Since you are in Australia, you might want to use the previous revision of the license - V2.5. That's because it has a version tweaked for the curiosities of Aussie law. They've released an easy-to-read draft of V3.0 but it hasn't been finalized yet.

See http://creativecommons.org/licenses/by/2.5/au/ for details.

Mac

Ozvalue
12-14-2009, 09:59 AM
Absolutely - the Creative Commons licenses are exactly for this.

In particular, the 'Attribution' license: http://creativecommons.org/licenses/by/3.0/

Mac

Thank you Mac H. It was exactly what I was looking for. I had seen this some time ago but when I wanted it, I couldn't find it. I was searching in all the wrong places as I was still thinking about software licenses.

By the way, do you see anything wrong with using this as a 'donationware' license? That is give it a Creative Commons Attribution license but ask that they give an appropriate donation to the author should it be commercially successful.
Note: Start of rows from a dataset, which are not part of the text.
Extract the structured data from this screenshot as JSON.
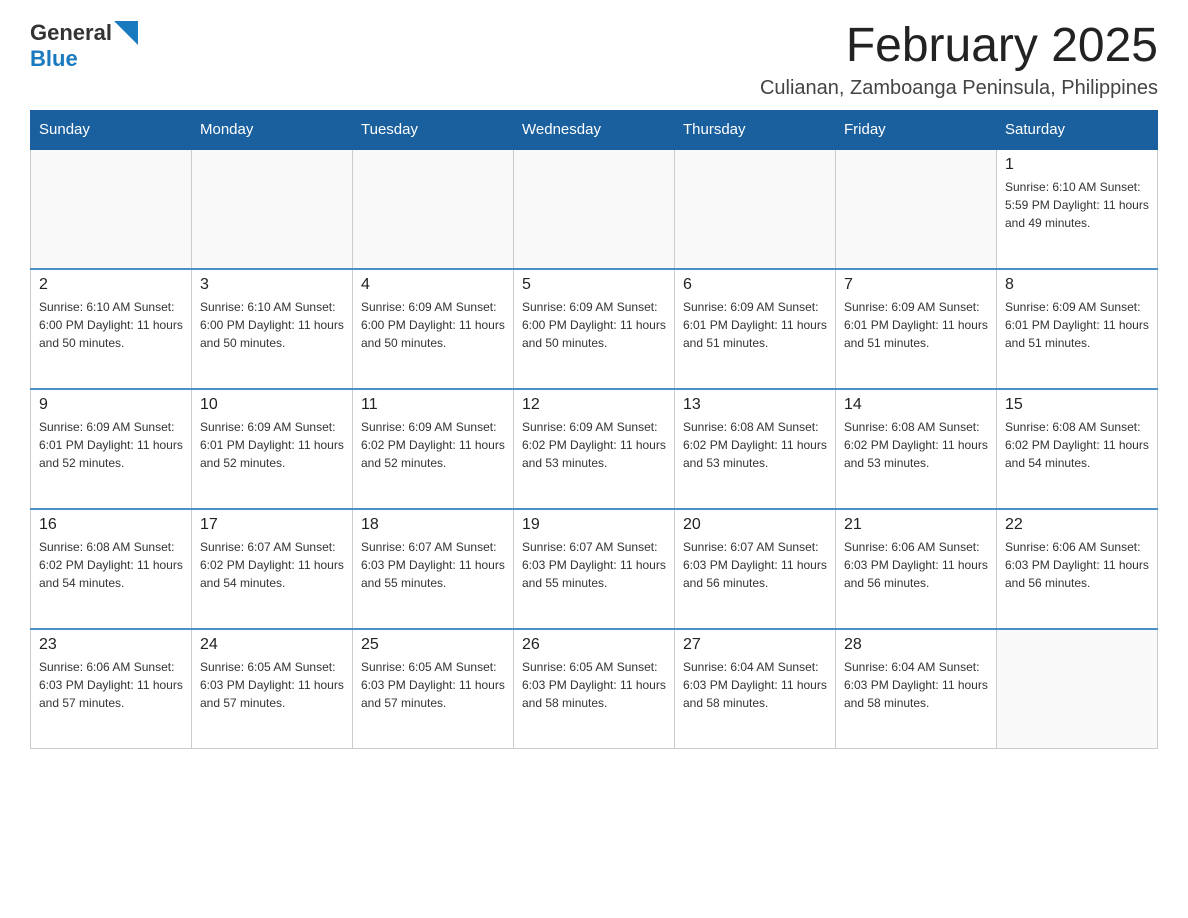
{
  "header": {
    "logo_general": "General",
    "logo_blue": "Blue",
    "month_title": "February 2025",
    "location": "Culianan, Zamboanga Peninsula, Philippines"
  },
  "weekdays": [
    "Sunday",
    "Monday",
    "Tuesday",
    "Wednesday",
    "Thursday",
    "Friday",
    "Saturday"
  ],
  "weeks": [
    [
      {
        "day": "",
        "info": ""
      },
      {
        "day": "",
        "info": ""
      },
      {
        "day": "",
        "info": ""
      },
      {
        "day": "",
        "info": ""
      },
      {
        "day": "",
        "info": ""
      },
      {
        "day": "",
        "info": ""
      },
      {
        "day": "1",
        "info": "Sunrise: 6:10 AM\nSunset: 5:59 PM\nDaylight: 11 hours\nand 49 minutes."
      }
    ],
    [
      {
        "day": "2",
        "info": "Sunrise: 6:10 AM\nSunset: 6:00 PM\nDaylight: 11 hours\nand 50 minutes."
      },
      {
        "day": "3",
        "info": "Sunrise: 6:10 AM\nSunset: 6:00 PM\nDaylight: 11 hours\nand 50 minutes."
      },
      {
        "day": "4",
        "info": "Sunrise: 6:09 AM\nSunset: 6:00 PM\nDaylight: 11 hours\nand 50 minutes."
      },
      {
        "day": "5",
        "info": "Sunrise: 6:09 AM\nSunset: 6:00 PM\nDaylight: 11 hours\nand 50 minutes."
      },
      {
        "day": "6",
        "info": "Sunrise: 6:09 AM\nSunset: 6:01 PM\nDaylight: 11 hours\nand 51 minutes."
      },
      {
        "day": "7",
        "info": "Sunrise: 6:09 AM\nSunset: 6:01 PM\nDaylight: 11 hours\nand 51 minutes."
      },
      {
        "day": "8",
        "info": "Sunrise: 6:09 AM\nSunset: 6:01 PM\nDaylight: 11 hours\nand 51 minutes."
      }
    ],
    [
      {
        "day": "9",
        "info": "Sunrise: 6:09 AM\nSunset: 6:01 PM\nDaylight: 11 hours\nand 52 minutes."
      },
      {
        "day": "10",
        "info": "Sunrise: 6:09 AM\nSunset: 6:01 PM\nDaylight: 11 hours\nand 52 minutes."
      },
      {
        "day": "11",
        "info": "Sunrise: 6:09 AM\nSunset: 6:02 PM\nDaylight: 11 hours\nand 52 minutes."
      },
      {
        "day": "12",
        "info": "Sunrise: 6:09 AM\nSunset: 6:02 PM\nDaylight: 11 hours\nand 53 minutes."
      },
      {
        "day": "13",
        "info": "Sunrise: 6:08 AM\nSunset: 6:02 PM\nDaylight: 11 hours\nand 53 minutes."
      },
      {
        "day": "14",
        "info": "Sunrise: 6:08 AM\nSunset: 6:02 PM\nDaylight: 11 hours\nand 53 minutes."
      },
      {
        "day": "15",
        "info": "Sunrise: 6:08 AM\nSunset: 6:02 PM\nDaylight: 11 hours\nand 54 minutes."
      }
    ],
    [
      {
        "day": "16",
        "info": "Sunrise: 6:08 AM\nSunset: 6:02 PM\nDaylight: 11 hours\nand 54 minutes."
      },
      {
        "day": "17",
        "info": "Sunrise: 6:07 AM\nSunset: 6:02 PM\nDaylight: 11 hours\nand 54 minutes."
      },
      {
        "day": "18",
        "info": "Sunrise: 6:07 AM\nSunset: 6:03 PM\nDaylight: 11 hours\nand 55 minutes."
      },
      {
        "day": "19",
        "info": "Sunrise: 6:07 AM\nSunset: 6:03 PM\nDaylight: 11 hours\nand 55 minutes."
      },
      {
        "day": "20",
        "info": "Sunrise: 6:07 AM\nSunset: 6:03 PM\nDaylight: 11 hours\nand 56 minutes."
      },
      {
        "day": "21",
        "info": "Sunrise: 6:06 AM\nSunset: 6:03 PM\nDaylight: 11 hours\nand 56 minutes."
      },
      {
        "day": "22",
        "info": "Sunrise: 6:06 AM\nSunset: 6:03 PM\nDaylight: 11 hours\nand 56 minutes."
      }
    ],
    [
      {
        "day": "23",
        "info": "Sunrise: 6:06 AM\nSunset: 6:03 PM\nDaylight: 11 hours\nand 57 minutes."
      },
      {
        "day": "24",
        "info": "Sunrise: 6:05 AM\nSunset: 6:03 PM\nDaylight: 11 hours\nand 57 minutes."
      },
      {
        "day": "25",
        "info": "Sunrise: 6:05 AM\nSunset: 6:03 PM\nDaylight: 11 hours\nand 57 minutes."
      },
      {
        "day": "26",
        "info": "Sunrise: 6:05 AM\nSunset: 6:03 PM\nDaylight: 11 hours\nand 58 minutes."
      },
      {
        "day": "27",
        "info": "Sunrise: 6:04 AM\nSunset: 6:03 PM\nDaylight: 11 hours\nand 58 minutes."
      },
      {
        "day": "28",
        "info": "Sunrise: 6:04 AM\nSunset: 6:03 PM\nDaylight: 11 hours\nand 58 minutes."
      },
      {
        "day": "",
        "info": ""
      }
    ]
  ]
}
I would like to get comments on this.

Mac H.
12-14-2009, 11:36 PM
Thank you Mac H. It was exactly what I was looking for. I had seen this some time ago but when I wanted it, I couldn't find it. I was searching in all the wrong places as I was still thinking about software licenses.

By the way, do you see anything wrong with using this as a 'donationware' license? That is give it a Creative Commons Attribution license but ask that they give an appropriate donation to the author should it be commercially successful.

I would like to get comments on this.If you 'ask' that they give a 'donation' then it fundamentally isn't part of the license.

A license is what MUST be done. Sure - ask, but it isn't part of the license agreement. It is simply a note that "A donation of $2 would be appreciated if you feel like it. It isn't essential though".

It might be a good thing for you to work out in your mind what is a likely outcome for the project. It seems that it would be the kind of thing that could be useful for someone teaching a film course. eg: Take one scene from this and do it in noir style, sitcom style, rom-com style etc as an experiment.

It's the kind of thing that could build good-will and name recognition between the next generation of up & comers from AFTRA and you as a writer. By trying to add stuff about what you would expect if it is 'commercially successful' or expectations about donations might weaken the appeal.

Just a thought, however.

Good luck !

Mac